When a salesperson misrepresented the facts to prospective franchisees it landed the franchisor in court. This is how you can learn from their mistake
With many franchise shows coming up, franchisors will be focusing on recruitment strategies. However, they better ensure they stay on the right side of the law when sourcing talent for their networks. This article highlights a relevant recent case to avoid unlawful practices during the recruitment stage.
It’s a standard franchisee argument for those seeking early release from a franchise contract to claim information was misstated which induced them to enter into the contract. In order to successfully establish grounds for fraudulent misrepresentation, a franchisee must have evidence of such misrepresentations, demonstrate reliance placed on such evidence and demonstrate that such representations were made fraudulently.
This has often proved a high standard to meet and has been a costly exercise resulting in many franchisee claims settling long before court proceedings even commence.
That wasn’t the case with a recent claim that went all the way and was successfully won by the claimant franchisees. This case should serve as a warning to franchisors of the dangers of overstating achievable revenue and forecasts when sourcing talent to your network.
The salient facts
In this case four franchisees entered into joint venture hybrid franchises with a well-known high street optical retailer. They were told the standard practice was that the franchise agreements were non-negotiable, they weren’t advised to take their own legal advice and accordingly none of them did so.
Prior to signing the franchise agreement the franchisees were given misrepresented facts about the performance of their store by a member of the franchisor’s sales teams. This included overstated information about the volume of eye tests conducted on a daily basis at each store and actual performance metrics for each stop. The franchisor then operated a fast track prospect onboarding process designed to accelerate, without following proper procedures, the acquisition of franchises by prospects.
The franchise agreement also included a clause typical of most franchise agreements to exclude pre-contract statements unless made fraudulently. Such clauses are common to franchise agreements and as part of a standard franchise agreement review would be drawn to the attention of your franchisee. But in this instance the franchisees weren’t directed to seek independent advice and therefore didn’t do so.
The court held that, firstly, the representations made about the stores by the optical retailer’s employee were made fraudulently – either with knowledge of those representations being incorrect or made recklessly without adequate verification.

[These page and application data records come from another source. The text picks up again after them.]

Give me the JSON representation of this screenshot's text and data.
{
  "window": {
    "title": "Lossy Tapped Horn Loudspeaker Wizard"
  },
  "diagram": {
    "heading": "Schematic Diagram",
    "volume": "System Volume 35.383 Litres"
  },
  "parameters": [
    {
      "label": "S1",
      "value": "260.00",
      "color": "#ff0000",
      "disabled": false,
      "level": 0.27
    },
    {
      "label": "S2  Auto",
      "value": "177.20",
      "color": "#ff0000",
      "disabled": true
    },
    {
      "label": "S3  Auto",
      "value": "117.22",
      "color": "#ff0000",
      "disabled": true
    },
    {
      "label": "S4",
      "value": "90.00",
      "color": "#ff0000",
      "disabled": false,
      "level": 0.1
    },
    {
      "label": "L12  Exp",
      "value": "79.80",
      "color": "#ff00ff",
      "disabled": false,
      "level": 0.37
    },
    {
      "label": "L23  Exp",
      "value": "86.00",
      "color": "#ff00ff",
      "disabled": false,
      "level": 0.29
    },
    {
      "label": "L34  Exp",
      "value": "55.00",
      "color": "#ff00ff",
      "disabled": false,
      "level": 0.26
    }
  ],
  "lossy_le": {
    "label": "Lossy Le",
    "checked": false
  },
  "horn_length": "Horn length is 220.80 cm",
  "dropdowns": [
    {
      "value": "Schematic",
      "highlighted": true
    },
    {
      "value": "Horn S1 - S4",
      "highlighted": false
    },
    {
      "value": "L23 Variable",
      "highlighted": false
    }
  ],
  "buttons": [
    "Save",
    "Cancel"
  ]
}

Secondly, the court was of the opinion the clause excluding pre-contract statements was unreasonable in law. When reaching its verdict it took into account the fact that the franchisees weren’t made aware of its inclusion in the contract and the fact that the franchisor had stronger bargaining power.
Word to the wise
So where does that leave you? Well, it’s vital that franchisors encourage franchisees to get their contracts checked. That way ignorance cannot be a valid argument.
Franchisors should also consider checking the enforceability of their pre-contract statement exclusion clauses in the light of this decision.
Staff at all levels must be made aware of the impact of overstating store performance or any untruths or non-verifiable information that may induce taking a franchise.
The courts have sided with the franchisee in the face of the B2B contract between the parties. Taking into consideration inequality of bargaining position, unscrupulous franchisors that engage in extreme practices to sell franchises or who fail to adequately police rogue staff should beware.
So when you go out to the shows this season, make sure you take all the precautions you can to avoid your recruitment drive becoming a legal nightmare.